It’s full steam ahead in the Department of Health and Human Services’ effort to increase participation in accountable care organizations (ACOs) and use financial incentives and quality metrics to determine how providers are paid.

Among the changes in the Medicare Shared Savings Program (MSSP) final rule issued in June was an increased emphasis on primary care services when assigning beneficiaries to ACOs, by including primary care services furnished by nurse practitioners, physician assistants and clinical nurse specialists working with or under the supervision of physicians. This rule will apply beginning with 2016.The Centers for Medicare & Medicaid Services (CMS) expects to have 50 percent of Medicare spending in value-based payment models by 2018.

Effect on primary care compensation

Given the ACO model’s emphasis on primary care services to appropriately use specialist and acute care, how should practices participating in ACOs pay primary care physicians to create incentives for meeting quality measures while constraining costs? That was a question posed in a study reported in the July/August 2015 edition of Annals of Family Medicine.

The study led by Andrew M. Ryan, Ph.D., Department of Health Management and Policy of University of Michigan’s School of Public Health, compared primary care compensation arrangements among ACO participating and nonparticipating practices.

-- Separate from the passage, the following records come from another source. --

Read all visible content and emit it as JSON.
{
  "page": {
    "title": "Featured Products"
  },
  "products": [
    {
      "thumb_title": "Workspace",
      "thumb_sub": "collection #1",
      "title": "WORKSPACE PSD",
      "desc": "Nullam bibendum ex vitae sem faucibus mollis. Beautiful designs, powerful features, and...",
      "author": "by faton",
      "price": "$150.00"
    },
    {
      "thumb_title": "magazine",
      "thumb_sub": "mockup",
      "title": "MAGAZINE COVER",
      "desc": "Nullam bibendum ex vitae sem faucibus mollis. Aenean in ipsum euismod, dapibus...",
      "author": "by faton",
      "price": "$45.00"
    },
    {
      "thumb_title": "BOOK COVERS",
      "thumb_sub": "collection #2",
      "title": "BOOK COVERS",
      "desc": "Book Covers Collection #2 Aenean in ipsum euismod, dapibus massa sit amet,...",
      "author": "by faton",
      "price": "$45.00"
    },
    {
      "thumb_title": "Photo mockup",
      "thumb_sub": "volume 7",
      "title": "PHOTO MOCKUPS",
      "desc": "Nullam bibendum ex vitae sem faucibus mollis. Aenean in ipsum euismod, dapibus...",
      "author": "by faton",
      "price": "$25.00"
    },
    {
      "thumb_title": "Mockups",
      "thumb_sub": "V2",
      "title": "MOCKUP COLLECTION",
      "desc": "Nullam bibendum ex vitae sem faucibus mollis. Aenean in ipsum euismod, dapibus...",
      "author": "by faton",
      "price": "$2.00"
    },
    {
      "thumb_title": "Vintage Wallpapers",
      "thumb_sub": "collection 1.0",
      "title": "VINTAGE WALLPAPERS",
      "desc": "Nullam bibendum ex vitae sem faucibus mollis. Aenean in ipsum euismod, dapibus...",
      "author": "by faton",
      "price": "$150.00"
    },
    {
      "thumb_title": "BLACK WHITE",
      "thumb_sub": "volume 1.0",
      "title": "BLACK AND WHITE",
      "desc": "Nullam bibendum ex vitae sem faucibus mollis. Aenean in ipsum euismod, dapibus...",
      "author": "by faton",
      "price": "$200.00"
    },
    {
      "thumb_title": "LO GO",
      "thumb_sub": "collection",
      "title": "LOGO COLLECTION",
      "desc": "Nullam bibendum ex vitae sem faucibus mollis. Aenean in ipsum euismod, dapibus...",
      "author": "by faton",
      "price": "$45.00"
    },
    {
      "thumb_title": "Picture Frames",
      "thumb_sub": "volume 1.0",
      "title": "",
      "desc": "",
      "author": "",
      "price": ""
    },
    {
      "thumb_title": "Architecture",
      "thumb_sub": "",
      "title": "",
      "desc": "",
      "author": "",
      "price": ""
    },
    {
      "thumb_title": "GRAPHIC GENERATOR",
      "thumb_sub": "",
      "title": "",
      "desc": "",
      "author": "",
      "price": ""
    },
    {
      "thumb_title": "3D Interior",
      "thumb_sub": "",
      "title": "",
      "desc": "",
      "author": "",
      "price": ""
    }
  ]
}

Researchers found that physicians received substantially the same mix of salary (49%) and productivity (46.1%) whether they were in a non-ACO practice that does not have risk for primary care costs or an ACO-participating practice. While physicians in the latter did receive a higher percentage of their compensation for quality, it amounted to only 3.4 percent of total compensation.

Interestingly, the study revealed that most of the compensation mix (66.6%) for physicians in practices not participating in an ACO but having substantial primary care cost risk (e.g., HMO) is tied to salary, less to productivity (32.2%) and little (0.8%) to quality.

Researchers concluded that “Incentives for ACOs may not be sufficiently strong to encourage practices to change physician compensation policies for better patient experience, improved population health, and lower per capita costs.”

Performance metrics and quality care

A Commonwealth Fund/Kaiser Family Foundation survey early this year found that primary care physicians, nurse practitioners and physician assistants working in ACOs were negative about the use of quality metrics to assess their performance, even those providers who receive incentive payments based on quality.

Fifty percent of physicians and 38 percent of nurse practitioners and physician assistants “feel that the increased use of quality metrics to assess provider performance is having a negative impact on quality of care,” the survey found. In addition, 52 percent of physicians and 41 percent of nurse practitioners and physician assistants think financial penalties for unnecessary hospital admissions or readmissions are having a negative effect.

The question remains whether ACOs will begin to change their compensation models for employed physicians and what effect that may have on an entity’s ability to improve quality and lower costs. – Irene E. Lombardo